=== Section Start ===
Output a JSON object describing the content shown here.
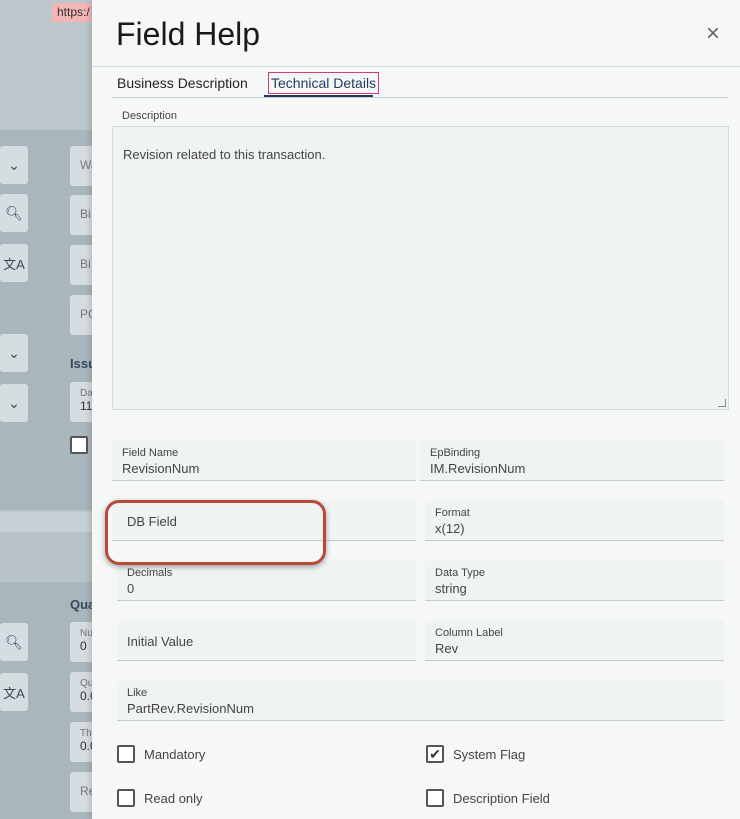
{
  "browser": {
    "url_fragment": "https:/"
  },
  "background": {
    "fields": [
      "Wa",
      "Bi",
      "Bi",
      "PC"
    ],
    "issue_label": "Issu",
    "date": {
      "label": "Da",
      "value": "11"
    },
    "qua_label": "Qua",
    "lower_fields": [
      {
        "label": "Nu",
        "value": "0"
      },
      {
        "label": "Qu",
        "value": "0.0"
      },
      {
        "label": "Th",
        "value": "0.0"
      },
      {
        "label": "",
        "value": "Re"
      }
    ]
  },
  "modal": {
    "title": "Field Help",
    "close_label": "×",
    "tabs": [
      {
        "label": "Business Description",
        "active": false
      },
      {
        "label": "Technical Details",
        "active": true
      }
    ],
    "description": {
      "label": "Description",
      "text": "Revision related to this transaction."
    },
    "fields": {
      "field_name": {
        "label": "Field Name",
        "value": "RevisionNum"
      },
      "ep_binding": {
        "label": "EpBinding",
        "value": "IM.RevisionNum"
      },
      "db_field": {
        "label": "DB Field",
        "value": ""
      },
      "format": {
        "label": "Format",
        "value": "x(12)"
      },
      "decimals": {
        "label": "Decimals",
        "value": "0"
      },
      "data_type": {
        "label": "Data Type",
        "value": "string"
      },
      "initial_value": {
        "label": "Initial Value",
        "value": ""
      },
      "column_label": {
        "label": "Column Label",
        "value": "Rev"
      },
      "like": {
        "label": "Like",
        "value": "PartRev.RevisionNum"
      }
    },
    "checkboxes": [
      {
        "label": "Mandatory",
        "checked": false
      },
      {
        "label": "System Flag",
        "checked": true
      },
      {
        "label": "Read only",
        "checked": false
      },
      {
        "label": "Description Field",
        "checked": false
      }
    ],
    "colors": {
      "accent": "#1d3a5c",
      "highlight": "#b84a3a",
      "tab_focus": "#d63a7a"
    }
  }
}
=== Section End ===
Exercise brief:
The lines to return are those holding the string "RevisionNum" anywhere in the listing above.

Answer for the task:
        "value": "RevisionNum"
        "value": "IM.RevisionNum"
        "value": "PartRev.RevisionNum"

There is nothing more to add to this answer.